The property itself has lots of trees and a few open fields. I love when the redbuds are in bloom, they are one of the first signs of spring. When we first moved to the property, it was completely covered in trees. Clearing the cedars allowed for the redbuds, oak trees and other trees to flourish. It also created several open fields great for farming. We plant crimson clover annually in several of the open fields. I love when the field is covered in red and so do the deer.
The Foyer and Living Room
The foyer and living room are quite formal compared to the kitchen and keeping area. I love shopping estate sales for French antiques. They pair well with the formality of these two spaces.
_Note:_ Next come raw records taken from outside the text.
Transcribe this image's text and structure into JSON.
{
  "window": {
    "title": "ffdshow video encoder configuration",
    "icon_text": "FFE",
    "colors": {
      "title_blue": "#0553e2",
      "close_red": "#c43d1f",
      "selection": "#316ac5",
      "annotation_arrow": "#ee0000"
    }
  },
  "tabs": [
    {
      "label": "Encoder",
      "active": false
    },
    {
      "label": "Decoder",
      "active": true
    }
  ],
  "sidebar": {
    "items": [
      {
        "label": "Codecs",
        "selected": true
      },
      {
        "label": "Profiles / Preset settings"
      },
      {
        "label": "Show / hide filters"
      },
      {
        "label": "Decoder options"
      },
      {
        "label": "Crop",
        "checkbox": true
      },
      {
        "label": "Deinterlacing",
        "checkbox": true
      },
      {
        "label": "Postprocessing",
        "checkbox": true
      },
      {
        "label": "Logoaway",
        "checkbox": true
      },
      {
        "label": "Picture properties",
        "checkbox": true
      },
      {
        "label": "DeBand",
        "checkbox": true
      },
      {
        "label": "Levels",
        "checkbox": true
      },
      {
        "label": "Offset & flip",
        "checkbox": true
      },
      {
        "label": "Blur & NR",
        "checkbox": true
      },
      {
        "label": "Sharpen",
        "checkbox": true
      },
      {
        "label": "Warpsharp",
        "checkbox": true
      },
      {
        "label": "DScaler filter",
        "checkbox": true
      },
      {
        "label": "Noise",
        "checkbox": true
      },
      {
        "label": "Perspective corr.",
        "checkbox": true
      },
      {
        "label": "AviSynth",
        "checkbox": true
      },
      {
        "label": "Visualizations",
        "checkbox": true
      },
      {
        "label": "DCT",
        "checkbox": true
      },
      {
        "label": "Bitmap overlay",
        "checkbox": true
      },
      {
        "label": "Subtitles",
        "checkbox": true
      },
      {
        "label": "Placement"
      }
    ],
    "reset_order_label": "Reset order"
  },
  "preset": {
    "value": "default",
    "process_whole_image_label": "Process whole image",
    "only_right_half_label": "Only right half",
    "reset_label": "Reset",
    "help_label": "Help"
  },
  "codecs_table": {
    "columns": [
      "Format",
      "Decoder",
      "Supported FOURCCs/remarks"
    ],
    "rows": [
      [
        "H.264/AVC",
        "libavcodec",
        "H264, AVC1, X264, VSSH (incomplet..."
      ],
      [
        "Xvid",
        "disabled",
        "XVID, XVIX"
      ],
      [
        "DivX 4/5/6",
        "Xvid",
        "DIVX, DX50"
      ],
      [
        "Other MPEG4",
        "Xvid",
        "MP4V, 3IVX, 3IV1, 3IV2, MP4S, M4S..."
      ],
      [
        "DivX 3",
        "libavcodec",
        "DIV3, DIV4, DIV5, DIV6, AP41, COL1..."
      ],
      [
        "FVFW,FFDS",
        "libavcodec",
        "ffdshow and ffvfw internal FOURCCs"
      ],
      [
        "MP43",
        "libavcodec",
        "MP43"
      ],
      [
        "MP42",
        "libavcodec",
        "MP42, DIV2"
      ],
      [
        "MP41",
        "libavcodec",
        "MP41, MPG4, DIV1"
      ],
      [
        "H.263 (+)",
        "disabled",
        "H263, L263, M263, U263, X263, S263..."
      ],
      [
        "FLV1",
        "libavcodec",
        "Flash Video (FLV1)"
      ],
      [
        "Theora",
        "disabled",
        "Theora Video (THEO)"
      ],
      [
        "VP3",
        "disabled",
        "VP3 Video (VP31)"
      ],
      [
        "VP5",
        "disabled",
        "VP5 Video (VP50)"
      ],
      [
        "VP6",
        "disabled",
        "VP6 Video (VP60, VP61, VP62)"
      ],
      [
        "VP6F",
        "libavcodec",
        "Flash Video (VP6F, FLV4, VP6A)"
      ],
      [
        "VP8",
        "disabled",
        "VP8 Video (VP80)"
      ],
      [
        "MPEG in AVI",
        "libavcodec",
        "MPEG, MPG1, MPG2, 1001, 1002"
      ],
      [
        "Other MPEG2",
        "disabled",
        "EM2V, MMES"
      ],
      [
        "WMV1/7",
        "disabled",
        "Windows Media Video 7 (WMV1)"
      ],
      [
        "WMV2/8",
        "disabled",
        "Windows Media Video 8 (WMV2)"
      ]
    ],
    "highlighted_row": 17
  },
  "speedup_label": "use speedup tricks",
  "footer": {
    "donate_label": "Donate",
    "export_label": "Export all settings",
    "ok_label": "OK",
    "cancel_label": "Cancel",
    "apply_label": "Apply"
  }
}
The various vases I have found at estate sales and auctions are perfect for bringing the outside in. I especially love pairing lilacs and redbud branches from our property with some of my vintage pieces. They add a much needed pop of color after winter.
Now back to that mudroom sink! The sink is perfect for preparing vases of flowers cut from our gardens or stems gathered from the trees. Last spring, I gathered an armful of stems from our bridal wreath spirea and filled up countless vases for pops of white all over the house.
The Kitchen & Keeping Room
Our favorite spot in the house is our kitchen and the keeping room. The kitchen has a professional stove and a copper hood that makes me smile. The butcher block island is perfect for a family of cooks. The keeping room includes a brick fireplace, sitting area and dining space. It is my favorite spot to drink my morning coffee and warm up on a cold day.
The keeping room overlooks the backyard where you will find our pond and gazebo. The gazebo is great for entertaining and includes a fire pit area. The pond is well stocked with bass and catfish. My favorite view of the backyard is spring when it is covered in shasta daisies.
Thank You for Joining Us
This has been so much fun sharing a bit about us and our home with you. There is lots more to come. Drop me a comment below and say hello.
Absolutely beautiful, Penny!!! I love your home inside and out!!!
You’re the sweetest! Thank you, Cindy!
Everything is so pretty!! I enjoyed reading about you and your lovely home. Gig’em Aggies! Class of ’77
Howdy, Aggie! Thanks for stopping by and for the kind comment.